Ramiz Raja makes a most profound impact

BRISBANE–February 28, 2015: Ramiz Raja had actually come over to the Gabba for work; he is on the rights-holding global broadcaster Star Sports’ roster as one of the lead commentators and presenters. Having done his little stint with Ahmed Shehzad, our much-in-demand star on the ascendant, as an impromptu add-on Raja got Mushtaq Ahmed filmed while purposefully making our entire attack bowl in a simulated match situation right next to the turf for tomorrow’s fixture.

And then, after a couple of free-flowing exchanges with manager Naveed Akram Cheema, he didn't need an invitation to make time for every Pakistani player and member of support staff who would want to partake of cricketing intellect and wisdom collected over three decades of playing, administering, commentating and sharing the mike with the very best of his generation on this planet.

All for free, and with passion, feel and selflessness that is so rare among those of similar standing, and in a colloquial laced with humour that makes the message unmistakably find the heart of the recipient.

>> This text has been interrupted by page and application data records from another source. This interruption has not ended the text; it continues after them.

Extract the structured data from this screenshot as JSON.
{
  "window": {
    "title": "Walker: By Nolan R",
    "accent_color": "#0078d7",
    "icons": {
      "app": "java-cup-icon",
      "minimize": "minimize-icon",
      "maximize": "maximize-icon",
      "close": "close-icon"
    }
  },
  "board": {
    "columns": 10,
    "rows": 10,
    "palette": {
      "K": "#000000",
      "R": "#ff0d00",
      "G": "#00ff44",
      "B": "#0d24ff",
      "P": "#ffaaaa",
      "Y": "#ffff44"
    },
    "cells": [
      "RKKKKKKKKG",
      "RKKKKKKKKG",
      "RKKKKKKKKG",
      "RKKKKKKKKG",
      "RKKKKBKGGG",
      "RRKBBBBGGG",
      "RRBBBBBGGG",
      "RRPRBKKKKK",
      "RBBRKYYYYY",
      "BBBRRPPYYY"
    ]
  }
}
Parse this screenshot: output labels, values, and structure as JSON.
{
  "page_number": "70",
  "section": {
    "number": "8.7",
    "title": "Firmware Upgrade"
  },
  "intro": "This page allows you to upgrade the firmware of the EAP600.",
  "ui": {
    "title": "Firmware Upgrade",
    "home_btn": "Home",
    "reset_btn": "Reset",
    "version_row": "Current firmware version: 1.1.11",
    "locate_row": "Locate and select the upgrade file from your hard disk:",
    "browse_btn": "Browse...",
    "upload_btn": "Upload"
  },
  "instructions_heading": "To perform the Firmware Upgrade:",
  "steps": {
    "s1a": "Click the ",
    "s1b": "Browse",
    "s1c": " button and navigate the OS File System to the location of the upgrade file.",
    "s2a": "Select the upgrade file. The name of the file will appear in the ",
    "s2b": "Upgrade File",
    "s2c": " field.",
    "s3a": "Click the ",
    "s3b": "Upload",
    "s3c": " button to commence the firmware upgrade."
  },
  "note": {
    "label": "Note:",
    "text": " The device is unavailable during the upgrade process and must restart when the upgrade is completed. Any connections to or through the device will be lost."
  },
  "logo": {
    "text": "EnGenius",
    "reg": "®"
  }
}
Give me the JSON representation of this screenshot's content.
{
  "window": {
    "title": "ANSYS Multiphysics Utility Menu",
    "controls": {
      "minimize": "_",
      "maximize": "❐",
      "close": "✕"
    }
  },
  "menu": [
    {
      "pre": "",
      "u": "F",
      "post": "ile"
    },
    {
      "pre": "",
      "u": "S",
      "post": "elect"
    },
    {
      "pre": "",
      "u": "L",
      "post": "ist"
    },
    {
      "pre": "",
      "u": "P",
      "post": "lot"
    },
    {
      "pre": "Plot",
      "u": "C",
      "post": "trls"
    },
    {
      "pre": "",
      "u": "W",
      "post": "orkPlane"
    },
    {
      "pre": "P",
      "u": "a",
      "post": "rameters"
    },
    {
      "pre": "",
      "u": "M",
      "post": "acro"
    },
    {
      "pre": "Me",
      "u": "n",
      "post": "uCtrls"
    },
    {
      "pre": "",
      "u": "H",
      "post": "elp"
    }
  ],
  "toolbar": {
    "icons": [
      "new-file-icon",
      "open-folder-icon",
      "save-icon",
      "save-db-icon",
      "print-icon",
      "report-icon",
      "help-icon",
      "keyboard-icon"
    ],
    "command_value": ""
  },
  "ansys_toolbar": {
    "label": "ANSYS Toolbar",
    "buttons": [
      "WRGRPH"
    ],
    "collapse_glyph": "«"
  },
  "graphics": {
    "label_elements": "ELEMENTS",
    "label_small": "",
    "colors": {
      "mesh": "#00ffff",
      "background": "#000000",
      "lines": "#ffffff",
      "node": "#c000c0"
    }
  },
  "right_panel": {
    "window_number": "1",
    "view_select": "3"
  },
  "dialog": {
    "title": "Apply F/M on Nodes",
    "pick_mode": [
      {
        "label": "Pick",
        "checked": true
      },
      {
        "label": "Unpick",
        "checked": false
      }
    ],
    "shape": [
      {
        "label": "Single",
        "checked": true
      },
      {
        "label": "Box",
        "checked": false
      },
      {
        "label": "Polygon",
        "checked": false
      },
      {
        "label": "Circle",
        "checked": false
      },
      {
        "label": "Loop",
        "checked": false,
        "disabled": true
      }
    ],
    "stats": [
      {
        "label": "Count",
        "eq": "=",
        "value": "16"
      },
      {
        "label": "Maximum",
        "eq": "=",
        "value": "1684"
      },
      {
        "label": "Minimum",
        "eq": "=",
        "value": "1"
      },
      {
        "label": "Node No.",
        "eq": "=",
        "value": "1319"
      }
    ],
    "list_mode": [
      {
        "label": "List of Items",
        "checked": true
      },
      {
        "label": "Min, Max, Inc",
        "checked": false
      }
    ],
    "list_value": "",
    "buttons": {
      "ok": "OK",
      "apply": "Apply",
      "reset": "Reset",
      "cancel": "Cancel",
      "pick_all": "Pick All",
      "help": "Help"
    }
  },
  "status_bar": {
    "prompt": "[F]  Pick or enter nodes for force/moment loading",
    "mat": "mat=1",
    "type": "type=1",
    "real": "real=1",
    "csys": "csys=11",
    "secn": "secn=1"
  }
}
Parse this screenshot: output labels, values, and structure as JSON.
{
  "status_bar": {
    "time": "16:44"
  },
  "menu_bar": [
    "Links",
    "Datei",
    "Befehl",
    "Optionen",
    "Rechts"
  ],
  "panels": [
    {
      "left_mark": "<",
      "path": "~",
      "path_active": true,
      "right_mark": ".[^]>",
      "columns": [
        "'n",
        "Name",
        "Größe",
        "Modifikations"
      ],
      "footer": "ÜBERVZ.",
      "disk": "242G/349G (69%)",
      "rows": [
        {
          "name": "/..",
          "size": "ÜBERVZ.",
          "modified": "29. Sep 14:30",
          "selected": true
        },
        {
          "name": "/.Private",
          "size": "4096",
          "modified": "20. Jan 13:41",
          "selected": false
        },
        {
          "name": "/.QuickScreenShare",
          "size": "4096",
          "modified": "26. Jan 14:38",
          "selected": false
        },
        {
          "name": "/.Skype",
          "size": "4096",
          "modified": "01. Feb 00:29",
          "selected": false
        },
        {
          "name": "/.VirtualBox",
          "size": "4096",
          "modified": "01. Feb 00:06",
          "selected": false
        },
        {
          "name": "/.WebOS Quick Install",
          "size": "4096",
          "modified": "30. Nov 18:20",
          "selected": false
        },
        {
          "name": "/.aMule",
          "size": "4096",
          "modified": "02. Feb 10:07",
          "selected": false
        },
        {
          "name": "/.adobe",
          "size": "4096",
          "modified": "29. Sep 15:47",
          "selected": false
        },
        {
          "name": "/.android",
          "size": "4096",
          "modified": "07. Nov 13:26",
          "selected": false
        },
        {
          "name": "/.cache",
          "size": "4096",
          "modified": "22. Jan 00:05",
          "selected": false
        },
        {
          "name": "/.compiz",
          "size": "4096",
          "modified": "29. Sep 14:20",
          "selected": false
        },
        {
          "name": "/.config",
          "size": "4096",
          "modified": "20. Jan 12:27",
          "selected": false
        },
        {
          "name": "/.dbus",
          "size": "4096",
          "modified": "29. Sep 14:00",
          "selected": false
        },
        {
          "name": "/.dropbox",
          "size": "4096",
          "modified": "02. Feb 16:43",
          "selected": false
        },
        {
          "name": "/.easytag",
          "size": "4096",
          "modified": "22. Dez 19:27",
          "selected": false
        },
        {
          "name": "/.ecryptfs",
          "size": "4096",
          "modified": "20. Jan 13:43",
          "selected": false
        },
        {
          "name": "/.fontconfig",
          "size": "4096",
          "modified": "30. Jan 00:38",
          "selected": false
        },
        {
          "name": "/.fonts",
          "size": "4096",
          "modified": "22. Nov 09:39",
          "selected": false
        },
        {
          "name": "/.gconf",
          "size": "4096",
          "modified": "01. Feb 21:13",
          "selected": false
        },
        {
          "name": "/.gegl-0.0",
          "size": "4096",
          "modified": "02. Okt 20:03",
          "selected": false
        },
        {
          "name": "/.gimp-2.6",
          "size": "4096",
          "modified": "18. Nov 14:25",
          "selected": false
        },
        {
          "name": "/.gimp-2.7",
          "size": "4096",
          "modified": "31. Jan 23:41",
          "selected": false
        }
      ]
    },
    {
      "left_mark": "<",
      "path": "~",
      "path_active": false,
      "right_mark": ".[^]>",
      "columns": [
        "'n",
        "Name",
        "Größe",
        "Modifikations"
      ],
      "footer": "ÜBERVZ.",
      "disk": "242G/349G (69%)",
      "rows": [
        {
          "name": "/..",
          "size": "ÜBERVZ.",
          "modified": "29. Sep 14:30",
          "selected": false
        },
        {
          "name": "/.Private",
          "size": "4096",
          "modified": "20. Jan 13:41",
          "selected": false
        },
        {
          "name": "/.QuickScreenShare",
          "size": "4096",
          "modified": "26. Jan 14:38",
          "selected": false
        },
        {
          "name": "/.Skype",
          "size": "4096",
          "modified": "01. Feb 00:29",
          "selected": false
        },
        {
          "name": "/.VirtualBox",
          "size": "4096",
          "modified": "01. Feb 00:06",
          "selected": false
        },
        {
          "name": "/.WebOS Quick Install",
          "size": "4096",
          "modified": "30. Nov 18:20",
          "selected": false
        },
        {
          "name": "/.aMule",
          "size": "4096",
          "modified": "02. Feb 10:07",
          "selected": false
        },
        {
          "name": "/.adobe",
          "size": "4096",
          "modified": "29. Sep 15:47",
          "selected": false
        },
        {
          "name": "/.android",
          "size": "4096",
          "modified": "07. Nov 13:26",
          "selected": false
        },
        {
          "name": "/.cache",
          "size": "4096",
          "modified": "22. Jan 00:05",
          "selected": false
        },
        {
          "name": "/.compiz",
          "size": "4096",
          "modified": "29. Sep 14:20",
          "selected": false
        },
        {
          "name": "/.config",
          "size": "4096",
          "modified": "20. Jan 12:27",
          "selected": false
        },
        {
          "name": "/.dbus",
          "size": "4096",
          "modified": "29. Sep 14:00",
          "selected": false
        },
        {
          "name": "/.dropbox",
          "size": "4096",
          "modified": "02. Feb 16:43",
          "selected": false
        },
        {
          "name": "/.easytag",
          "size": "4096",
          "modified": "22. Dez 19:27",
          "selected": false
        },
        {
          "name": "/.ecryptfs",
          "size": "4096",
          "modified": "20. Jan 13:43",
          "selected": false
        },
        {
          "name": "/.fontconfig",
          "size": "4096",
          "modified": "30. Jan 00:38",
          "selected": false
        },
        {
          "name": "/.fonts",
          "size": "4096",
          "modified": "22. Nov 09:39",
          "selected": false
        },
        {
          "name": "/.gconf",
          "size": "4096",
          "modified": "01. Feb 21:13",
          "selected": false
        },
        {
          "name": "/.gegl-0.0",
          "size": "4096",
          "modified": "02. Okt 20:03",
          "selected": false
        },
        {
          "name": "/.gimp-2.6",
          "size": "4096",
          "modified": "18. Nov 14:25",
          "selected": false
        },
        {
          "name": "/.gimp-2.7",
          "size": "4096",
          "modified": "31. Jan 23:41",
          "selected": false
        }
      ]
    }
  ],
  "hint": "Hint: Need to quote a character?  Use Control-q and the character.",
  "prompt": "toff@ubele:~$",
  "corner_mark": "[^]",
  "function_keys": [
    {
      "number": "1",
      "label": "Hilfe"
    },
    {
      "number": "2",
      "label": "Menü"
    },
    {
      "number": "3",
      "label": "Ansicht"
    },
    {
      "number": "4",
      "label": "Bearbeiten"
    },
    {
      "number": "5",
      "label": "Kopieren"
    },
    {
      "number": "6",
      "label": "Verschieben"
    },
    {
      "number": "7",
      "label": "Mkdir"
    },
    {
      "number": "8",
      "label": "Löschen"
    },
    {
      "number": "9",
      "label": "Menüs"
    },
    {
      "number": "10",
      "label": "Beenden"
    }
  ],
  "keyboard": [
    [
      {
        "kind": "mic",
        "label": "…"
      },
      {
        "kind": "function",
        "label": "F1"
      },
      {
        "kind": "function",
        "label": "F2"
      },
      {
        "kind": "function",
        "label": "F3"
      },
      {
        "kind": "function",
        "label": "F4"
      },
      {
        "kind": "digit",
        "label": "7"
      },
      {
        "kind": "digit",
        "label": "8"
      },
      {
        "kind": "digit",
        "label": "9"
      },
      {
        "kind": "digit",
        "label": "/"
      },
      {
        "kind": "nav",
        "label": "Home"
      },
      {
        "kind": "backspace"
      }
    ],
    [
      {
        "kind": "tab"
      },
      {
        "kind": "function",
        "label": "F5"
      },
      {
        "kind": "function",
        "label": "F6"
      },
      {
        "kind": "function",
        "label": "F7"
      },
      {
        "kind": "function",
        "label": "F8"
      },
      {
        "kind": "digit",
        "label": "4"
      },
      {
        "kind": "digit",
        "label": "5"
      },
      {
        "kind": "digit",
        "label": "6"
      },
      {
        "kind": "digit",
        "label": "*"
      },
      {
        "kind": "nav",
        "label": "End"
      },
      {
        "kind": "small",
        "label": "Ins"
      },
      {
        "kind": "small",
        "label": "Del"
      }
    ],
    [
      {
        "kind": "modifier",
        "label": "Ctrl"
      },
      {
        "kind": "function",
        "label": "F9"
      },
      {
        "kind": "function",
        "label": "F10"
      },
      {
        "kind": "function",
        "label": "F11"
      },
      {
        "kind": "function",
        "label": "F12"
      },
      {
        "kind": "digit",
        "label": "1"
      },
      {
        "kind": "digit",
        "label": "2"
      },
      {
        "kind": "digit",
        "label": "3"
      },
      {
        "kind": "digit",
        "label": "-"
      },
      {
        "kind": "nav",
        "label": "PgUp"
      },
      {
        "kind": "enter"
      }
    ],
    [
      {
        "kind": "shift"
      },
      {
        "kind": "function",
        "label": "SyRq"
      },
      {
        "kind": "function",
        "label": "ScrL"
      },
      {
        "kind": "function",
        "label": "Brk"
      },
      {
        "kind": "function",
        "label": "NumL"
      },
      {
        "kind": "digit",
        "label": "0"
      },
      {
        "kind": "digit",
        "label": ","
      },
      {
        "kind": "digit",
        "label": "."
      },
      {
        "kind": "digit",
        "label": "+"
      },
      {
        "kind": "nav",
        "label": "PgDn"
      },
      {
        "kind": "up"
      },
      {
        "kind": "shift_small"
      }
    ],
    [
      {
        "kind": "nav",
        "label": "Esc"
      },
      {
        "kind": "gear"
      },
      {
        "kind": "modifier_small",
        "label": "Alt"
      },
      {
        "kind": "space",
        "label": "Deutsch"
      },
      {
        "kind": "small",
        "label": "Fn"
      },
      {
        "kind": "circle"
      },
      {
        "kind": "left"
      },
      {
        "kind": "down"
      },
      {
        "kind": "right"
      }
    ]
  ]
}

Instinctively sensing Raja’s sincerity, members of Team Pakistan flocked towards him, much like moths to a flame. Some came in a cluster, while others patiently lurked around for a quiet hearing on the side. None was disappointed.

The Raja catchphrase of the day can best be summed up as: “Hold it by the scruff of its neck and turn it around”.

To the taciturn Mohammad Irfan, the first to come over along with the more expressive Wahab Riaz, Raja in chaste Punjabi urged to go flat out for a five-for. Irfan nodding his head, promised to give it his all, at that particular moment seemingly a couple of feet taller than his towering seven feet and a bit.

Umar Akmal had his own woes to share, but concurred to the advice from the stalwart: fifties are not good enough, aim for something more substantive.

Waqar Younis came back from the nets, and the two mates from the late 1980s to the best part of 1990s had a heart-to-heart.

On their way back from the practice nets, Shehzad and skipper Misbah stopped over for a rather longish chat, the conversation keeping everyone engaged.

Raja at this point also shared some of the so-far-unpublished episodes from the 1992 campaign, dilating on Imran Khan’s doggedness in adversity as well as sense of individual pride and self-respect that flows from within and makes the team soar as a consequence.

There was a bit of talk on no-holds-barred critics back home, a headline or three and thirty pieces of silver their reward. To which Shahid Afridi and a couple of young guns muttered something under their breaths. One would not want to quote them here. Suffice it to say the expressions were not overly friendly.

The tone and tenor of this informal yet highly informed Raja tete-a-tete seemed to have made most profound impact on key personnel in Team Pakistan.

(The writer is General Manager, Media, Pakistan Cricket Board, on assignment with Team Pakistan as Media Manager).